Hydraulic characteristics and photosynthetic capacity of Chrysanthemoides monilifera L. when grown in contrasting environmental conditions.
Patton, Alana B.
MetadataShow full item record
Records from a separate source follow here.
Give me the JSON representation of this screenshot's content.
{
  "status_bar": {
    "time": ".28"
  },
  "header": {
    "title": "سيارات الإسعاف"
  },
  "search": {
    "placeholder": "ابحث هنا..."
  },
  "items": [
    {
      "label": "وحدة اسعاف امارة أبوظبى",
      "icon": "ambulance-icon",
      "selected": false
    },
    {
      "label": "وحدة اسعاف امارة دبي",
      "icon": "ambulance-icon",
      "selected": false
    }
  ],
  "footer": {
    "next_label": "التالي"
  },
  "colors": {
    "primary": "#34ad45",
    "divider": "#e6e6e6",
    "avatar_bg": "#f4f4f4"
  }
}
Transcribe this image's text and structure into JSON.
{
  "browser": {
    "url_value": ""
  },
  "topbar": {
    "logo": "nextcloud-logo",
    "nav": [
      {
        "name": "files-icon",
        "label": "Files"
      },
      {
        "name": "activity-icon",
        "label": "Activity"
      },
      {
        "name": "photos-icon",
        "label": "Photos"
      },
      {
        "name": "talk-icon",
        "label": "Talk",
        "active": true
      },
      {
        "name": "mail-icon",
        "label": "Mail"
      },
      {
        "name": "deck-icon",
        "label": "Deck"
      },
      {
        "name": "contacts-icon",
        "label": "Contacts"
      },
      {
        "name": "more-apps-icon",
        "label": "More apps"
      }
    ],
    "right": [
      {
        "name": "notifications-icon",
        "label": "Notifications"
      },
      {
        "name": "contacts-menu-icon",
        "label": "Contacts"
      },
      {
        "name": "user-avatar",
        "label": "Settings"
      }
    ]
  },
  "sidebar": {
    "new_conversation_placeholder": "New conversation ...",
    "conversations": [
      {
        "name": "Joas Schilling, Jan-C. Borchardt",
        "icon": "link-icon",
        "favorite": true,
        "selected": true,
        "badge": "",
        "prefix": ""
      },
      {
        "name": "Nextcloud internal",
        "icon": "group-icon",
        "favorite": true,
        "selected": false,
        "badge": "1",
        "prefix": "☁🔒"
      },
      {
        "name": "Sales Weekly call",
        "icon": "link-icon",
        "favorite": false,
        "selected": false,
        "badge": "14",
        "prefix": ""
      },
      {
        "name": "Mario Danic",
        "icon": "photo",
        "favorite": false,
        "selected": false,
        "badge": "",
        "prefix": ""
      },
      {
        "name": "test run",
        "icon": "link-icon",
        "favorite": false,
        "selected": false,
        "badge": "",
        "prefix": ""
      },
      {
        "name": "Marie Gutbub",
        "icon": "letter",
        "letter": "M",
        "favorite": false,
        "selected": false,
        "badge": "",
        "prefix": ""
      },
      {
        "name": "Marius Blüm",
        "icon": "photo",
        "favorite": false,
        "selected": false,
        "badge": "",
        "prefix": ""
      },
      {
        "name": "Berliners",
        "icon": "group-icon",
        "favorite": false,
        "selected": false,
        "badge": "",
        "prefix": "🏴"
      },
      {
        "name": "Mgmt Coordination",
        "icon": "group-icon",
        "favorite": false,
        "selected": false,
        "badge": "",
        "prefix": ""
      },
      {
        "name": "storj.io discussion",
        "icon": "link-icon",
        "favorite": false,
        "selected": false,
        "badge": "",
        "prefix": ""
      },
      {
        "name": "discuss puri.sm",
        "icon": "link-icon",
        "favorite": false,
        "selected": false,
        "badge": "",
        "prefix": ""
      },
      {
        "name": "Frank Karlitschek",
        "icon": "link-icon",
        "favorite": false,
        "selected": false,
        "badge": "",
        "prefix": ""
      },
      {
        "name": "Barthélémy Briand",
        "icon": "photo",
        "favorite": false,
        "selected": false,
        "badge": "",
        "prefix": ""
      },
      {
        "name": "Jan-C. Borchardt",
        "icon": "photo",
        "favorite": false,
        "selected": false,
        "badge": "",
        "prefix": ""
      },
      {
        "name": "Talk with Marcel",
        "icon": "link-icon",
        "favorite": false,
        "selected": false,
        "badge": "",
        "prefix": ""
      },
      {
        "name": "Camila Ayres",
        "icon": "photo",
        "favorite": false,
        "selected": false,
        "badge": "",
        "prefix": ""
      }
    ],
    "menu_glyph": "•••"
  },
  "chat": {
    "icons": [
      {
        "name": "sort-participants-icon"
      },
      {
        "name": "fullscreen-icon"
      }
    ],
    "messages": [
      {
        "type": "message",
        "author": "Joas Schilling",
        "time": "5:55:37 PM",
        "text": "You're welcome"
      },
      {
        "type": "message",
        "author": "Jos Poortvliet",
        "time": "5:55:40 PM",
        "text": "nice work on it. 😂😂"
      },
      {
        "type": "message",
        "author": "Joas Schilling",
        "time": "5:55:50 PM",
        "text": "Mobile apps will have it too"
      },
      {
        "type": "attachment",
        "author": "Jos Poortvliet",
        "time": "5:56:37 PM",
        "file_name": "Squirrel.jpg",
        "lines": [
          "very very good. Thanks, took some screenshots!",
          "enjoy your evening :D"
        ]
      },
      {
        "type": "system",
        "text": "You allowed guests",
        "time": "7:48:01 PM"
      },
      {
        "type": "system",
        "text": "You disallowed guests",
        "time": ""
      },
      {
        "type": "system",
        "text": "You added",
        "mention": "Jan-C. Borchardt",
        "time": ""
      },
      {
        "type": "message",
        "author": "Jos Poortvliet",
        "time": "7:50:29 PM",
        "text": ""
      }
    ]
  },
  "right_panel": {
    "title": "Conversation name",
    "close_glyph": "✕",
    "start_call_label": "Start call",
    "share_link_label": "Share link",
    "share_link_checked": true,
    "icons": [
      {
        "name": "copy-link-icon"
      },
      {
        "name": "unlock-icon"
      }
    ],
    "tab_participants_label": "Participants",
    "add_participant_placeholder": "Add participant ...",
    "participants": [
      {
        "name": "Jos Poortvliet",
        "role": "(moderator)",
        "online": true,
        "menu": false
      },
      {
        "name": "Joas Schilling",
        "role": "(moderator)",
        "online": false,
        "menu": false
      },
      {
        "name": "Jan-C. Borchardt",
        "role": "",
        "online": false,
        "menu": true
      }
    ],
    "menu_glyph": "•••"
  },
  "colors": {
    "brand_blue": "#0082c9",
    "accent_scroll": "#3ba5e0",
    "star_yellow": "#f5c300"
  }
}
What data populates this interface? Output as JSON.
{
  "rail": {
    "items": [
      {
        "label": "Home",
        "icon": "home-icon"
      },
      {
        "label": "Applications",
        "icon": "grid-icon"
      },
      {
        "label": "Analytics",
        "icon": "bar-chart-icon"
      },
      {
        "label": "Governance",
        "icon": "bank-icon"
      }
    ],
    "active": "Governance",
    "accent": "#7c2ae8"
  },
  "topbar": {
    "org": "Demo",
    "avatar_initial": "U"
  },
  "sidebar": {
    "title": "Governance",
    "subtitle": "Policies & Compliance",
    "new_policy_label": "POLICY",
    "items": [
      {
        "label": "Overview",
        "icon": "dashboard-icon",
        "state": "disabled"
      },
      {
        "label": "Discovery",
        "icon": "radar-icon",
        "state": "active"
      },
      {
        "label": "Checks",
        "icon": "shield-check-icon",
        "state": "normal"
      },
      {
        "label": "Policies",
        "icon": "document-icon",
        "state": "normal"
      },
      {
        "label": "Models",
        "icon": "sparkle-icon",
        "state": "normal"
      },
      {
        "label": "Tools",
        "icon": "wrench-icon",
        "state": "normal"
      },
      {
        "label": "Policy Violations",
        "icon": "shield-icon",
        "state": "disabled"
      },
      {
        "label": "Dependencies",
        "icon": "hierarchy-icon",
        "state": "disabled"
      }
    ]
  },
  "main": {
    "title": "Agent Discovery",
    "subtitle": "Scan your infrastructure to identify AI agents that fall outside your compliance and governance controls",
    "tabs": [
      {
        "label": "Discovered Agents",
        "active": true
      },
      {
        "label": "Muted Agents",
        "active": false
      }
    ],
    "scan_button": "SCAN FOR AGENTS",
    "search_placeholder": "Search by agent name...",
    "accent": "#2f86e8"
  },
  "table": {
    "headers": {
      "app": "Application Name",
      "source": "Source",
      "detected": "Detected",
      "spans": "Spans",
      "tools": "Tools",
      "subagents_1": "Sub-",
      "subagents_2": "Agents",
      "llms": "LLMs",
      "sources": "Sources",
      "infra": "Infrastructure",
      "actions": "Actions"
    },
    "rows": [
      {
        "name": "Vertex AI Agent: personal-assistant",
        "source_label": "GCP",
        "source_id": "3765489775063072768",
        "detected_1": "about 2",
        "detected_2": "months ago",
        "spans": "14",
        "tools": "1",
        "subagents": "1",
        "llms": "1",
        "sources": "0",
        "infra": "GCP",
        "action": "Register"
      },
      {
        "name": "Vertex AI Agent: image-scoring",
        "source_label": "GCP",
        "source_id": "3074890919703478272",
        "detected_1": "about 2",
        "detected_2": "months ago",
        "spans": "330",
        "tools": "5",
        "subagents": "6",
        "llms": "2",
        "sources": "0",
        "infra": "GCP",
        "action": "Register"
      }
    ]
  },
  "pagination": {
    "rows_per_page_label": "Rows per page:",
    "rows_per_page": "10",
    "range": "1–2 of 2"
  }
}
A semi-herbaceous. pioneer plant Chryzanihtmoidts moniiifera was grown under varying environmental condition; in order to assess whether altering environmental variables would affect its hydraulic conductance and photo synthetic rates The plants were grown under sun and shade conditions, subjected to low and high watering treatments and to two different nutrient regimes. Steady-state gaseous exchange parameters, and whole-plant and leaf hydraulic conductance were measured on plants from each treatment. A key aspect of this study was to investigate how the following leaf components - petiole. major veins, minor veins and extravascular tissue - contributed to die overall resistance to water flow in the leaf (Ricaf). Vein orders were cut in specific sequences to interrupt water flow which then allowed the partitioning of leaf hydraulic resistances. The results showed that die maximum pbotosynthetic rate, under light saturating CO;. (A,^ was significantly affected by both nutrient and light treatments Environmental conditions (light, water and nutrient treatments) did not. however, affect the CO.- compensation point, or dark respiration of the measured A:C, curves for C. moniaftra. In terms of whole-plant hydraulic conductance, the shoot, stem and root were not significantly affected by environmental treatments. When investigating R«„. only the light treatments significantly affected the resistance of the petiole, extra vascular tissue, and minor vans Rf<trfc was found to be positively correlated with and contributed between 34-59 % of the total leaf resistance When considering the resistance of the leaf it was observed that the vascular tissue of the leaf contained up to 90 % of the total leaf resistance. The results from this study show that the hydraulic conductance of C. moniijfera was found to be significantly affected by light treatment; only. Water and nutrient treatments did not have a substantial impact upon the water flow of the plant. Leaf hydraulic resistance was partitioned differently to that of results from ocher studies, in that the petiole and major veins contained the majority of the leaf resistance In retrospect this study would have been more effective if C. monilitfera treatments were more severe, in terms of water and nutrients Further studies should focus on a comparison of leaf hydraulic resistance partitioning of other species, across a range of plant types.